1800s expression for dating
It shows you profiles of people which are “0 feet away” as their slogan says.
 Tinder: It is time to update your Facebook profile, since this app matches based on interest, networks, and locations associated with your Facebook profile.
It’s perhaps the ultimate, “What is your ideal date” question.
Technology-facilitated dating thus provides avenues for love and for social support that we might not otherwise have access to.
Adding to the mystery is the fact that the app may take a long time to suggest your profile to them.  Bang with Friends: This racy app also uses your Facebook friends, or friends of friends, to find out who is interested in ‘banging’ (i.e., having sex).
Be careful when using it though, since it includes in your potential pool of mates everyone on your Facebook friends list, including your parents and cousins.
Some may be concerned about possible dangers of technology-facilitated dating.
For example, maybe people are more likely to lie and pretend to be someone they’re not.

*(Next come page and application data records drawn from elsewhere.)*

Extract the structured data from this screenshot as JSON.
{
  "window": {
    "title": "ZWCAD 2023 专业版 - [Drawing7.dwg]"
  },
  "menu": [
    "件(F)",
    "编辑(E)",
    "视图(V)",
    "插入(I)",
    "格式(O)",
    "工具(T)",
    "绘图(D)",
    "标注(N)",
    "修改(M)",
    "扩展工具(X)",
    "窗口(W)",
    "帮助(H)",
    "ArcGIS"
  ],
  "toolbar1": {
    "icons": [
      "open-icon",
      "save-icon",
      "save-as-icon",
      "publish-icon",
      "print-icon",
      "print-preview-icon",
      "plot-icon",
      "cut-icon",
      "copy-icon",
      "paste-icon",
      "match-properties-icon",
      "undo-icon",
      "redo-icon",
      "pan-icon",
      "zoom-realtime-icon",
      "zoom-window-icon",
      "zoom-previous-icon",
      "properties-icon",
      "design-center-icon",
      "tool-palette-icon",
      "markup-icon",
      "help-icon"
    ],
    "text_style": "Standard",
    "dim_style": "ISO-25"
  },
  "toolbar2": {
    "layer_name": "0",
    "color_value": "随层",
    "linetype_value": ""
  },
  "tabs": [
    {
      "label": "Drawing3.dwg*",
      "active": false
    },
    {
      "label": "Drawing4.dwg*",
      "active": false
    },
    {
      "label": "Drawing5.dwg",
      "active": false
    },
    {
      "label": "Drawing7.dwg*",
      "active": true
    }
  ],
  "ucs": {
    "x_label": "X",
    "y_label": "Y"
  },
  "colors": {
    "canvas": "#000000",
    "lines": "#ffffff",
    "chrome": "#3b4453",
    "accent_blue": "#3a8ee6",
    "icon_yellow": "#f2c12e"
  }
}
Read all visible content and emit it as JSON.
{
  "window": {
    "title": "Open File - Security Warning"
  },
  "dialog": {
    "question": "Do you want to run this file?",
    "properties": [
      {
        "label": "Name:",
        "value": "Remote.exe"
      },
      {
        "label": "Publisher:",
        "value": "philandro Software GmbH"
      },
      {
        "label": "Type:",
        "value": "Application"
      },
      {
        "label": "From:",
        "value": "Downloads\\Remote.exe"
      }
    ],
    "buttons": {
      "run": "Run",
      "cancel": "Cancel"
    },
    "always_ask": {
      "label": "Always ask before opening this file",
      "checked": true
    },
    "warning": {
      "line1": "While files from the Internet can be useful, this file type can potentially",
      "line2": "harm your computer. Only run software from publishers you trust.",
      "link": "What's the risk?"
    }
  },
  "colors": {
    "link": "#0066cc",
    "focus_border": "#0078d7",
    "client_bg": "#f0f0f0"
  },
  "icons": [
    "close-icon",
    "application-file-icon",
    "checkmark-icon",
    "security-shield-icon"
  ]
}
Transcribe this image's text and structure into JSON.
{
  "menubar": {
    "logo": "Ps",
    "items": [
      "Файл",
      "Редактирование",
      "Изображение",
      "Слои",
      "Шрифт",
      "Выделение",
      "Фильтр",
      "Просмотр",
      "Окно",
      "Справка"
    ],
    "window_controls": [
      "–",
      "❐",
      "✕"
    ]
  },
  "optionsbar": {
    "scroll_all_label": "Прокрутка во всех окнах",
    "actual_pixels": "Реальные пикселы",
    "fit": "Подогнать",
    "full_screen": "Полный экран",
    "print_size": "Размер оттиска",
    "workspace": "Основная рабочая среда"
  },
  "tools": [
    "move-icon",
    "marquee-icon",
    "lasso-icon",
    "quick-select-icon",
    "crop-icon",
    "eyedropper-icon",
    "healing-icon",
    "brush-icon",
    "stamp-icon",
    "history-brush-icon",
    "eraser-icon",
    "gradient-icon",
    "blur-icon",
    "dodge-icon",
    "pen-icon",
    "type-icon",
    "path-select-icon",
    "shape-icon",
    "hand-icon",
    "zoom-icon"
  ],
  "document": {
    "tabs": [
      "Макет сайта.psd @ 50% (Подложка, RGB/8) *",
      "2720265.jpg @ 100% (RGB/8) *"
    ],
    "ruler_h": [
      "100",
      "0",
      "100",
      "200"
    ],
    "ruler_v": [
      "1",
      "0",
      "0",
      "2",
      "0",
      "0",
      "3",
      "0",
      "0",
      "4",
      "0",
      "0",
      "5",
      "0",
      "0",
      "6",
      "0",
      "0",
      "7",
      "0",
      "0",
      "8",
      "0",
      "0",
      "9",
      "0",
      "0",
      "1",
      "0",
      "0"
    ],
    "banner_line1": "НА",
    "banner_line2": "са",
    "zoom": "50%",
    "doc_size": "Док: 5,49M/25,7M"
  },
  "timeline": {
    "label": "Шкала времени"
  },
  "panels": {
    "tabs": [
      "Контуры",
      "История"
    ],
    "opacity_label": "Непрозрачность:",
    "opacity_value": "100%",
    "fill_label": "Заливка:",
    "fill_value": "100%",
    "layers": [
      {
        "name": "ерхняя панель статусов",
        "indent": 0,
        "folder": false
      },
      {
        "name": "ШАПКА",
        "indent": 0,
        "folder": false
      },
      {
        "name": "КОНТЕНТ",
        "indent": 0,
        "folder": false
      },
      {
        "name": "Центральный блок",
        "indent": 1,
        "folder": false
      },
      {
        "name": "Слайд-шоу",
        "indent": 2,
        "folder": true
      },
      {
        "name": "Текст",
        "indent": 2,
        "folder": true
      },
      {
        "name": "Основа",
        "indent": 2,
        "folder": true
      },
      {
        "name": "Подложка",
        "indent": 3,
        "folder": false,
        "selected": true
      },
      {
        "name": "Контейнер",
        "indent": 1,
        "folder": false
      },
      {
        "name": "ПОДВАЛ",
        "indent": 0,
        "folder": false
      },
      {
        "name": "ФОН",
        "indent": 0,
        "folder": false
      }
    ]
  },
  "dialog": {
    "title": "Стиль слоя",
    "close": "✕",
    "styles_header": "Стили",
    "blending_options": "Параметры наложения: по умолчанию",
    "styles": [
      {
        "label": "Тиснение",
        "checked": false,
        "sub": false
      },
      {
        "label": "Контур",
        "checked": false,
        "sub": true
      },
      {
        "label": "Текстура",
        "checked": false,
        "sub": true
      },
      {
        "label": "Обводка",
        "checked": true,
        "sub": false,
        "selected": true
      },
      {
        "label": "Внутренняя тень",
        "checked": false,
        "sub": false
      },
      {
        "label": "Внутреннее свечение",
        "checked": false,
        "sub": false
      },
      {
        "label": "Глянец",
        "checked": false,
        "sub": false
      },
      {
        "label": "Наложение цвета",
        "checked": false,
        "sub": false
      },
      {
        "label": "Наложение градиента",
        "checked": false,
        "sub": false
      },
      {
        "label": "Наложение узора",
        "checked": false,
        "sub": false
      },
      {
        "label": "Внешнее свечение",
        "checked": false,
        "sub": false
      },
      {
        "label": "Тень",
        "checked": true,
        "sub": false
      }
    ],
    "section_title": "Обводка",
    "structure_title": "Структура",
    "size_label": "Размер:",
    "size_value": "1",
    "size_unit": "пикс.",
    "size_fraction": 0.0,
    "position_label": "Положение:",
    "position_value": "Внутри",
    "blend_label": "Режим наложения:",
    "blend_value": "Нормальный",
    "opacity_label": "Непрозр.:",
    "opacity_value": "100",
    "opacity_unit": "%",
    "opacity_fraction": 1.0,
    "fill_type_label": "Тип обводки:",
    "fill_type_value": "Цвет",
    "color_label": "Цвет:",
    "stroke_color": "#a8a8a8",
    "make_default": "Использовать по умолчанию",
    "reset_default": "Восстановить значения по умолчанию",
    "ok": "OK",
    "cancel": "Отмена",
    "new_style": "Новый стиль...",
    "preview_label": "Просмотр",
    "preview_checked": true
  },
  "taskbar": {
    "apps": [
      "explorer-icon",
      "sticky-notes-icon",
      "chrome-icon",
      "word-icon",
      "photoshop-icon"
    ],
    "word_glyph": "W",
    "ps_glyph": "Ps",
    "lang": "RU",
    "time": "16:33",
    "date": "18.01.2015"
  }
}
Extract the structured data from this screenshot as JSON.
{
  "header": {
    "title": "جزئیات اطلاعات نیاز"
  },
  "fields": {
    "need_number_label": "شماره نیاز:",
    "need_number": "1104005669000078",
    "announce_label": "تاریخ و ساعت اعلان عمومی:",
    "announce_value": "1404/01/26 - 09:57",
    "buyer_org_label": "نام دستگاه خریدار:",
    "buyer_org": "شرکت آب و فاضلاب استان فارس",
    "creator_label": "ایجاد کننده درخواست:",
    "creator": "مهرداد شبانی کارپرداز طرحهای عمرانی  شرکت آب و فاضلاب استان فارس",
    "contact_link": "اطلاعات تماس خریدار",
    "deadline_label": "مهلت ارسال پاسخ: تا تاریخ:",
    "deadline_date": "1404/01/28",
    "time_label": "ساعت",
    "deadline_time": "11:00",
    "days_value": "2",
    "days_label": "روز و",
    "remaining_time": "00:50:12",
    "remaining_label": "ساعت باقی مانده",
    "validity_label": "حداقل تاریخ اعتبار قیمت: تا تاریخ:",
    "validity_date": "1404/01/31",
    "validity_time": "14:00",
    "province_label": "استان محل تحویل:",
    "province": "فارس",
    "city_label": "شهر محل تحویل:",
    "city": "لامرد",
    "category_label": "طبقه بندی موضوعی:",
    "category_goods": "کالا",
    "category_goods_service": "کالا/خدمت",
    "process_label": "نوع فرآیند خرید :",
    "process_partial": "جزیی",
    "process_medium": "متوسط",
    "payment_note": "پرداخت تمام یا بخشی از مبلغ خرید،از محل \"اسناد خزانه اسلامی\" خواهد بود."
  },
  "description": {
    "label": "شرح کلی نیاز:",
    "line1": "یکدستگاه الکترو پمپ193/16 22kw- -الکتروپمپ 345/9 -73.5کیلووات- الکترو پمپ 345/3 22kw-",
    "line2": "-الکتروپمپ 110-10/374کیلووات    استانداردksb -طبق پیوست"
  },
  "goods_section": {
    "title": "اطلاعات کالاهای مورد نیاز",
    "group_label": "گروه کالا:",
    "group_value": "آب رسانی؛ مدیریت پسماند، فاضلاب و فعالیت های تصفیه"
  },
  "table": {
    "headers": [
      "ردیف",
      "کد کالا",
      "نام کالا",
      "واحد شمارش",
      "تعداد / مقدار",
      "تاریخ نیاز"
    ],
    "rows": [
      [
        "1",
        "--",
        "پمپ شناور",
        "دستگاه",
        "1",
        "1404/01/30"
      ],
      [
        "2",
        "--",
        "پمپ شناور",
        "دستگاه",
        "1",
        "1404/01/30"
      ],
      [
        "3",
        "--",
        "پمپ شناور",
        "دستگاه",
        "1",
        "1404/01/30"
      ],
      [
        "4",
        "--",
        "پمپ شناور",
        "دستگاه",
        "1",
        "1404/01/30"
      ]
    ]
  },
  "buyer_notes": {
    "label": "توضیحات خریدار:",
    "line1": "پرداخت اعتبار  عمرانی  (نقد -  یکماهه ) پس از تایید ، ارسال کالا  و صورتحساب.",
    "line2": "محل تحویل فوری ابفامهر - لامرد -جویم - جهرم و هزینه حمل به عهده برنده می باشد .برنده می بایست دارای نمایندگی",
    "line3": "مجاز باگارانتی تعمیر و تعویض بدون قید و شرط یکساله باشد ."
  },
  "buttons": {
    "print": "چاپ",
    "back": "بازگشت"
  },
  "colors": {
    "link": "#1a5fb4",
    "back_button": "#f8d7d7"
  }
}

The expression using head is colloquial and dates from the mid-1800s, nut has been slang for "head" since the mid-1800s; rocker, dating from the late 1800s, may allude to an elderly person falling from a rocking chair; trolley, also dating from the late 1800s, may be explained by George Ade's use of it in Artie (1896): "Any one that's got his head full of the girl proposition's liable to go off his trolley at the first curve." The last, chump, is also slang for "head" and was first recorded in 1859.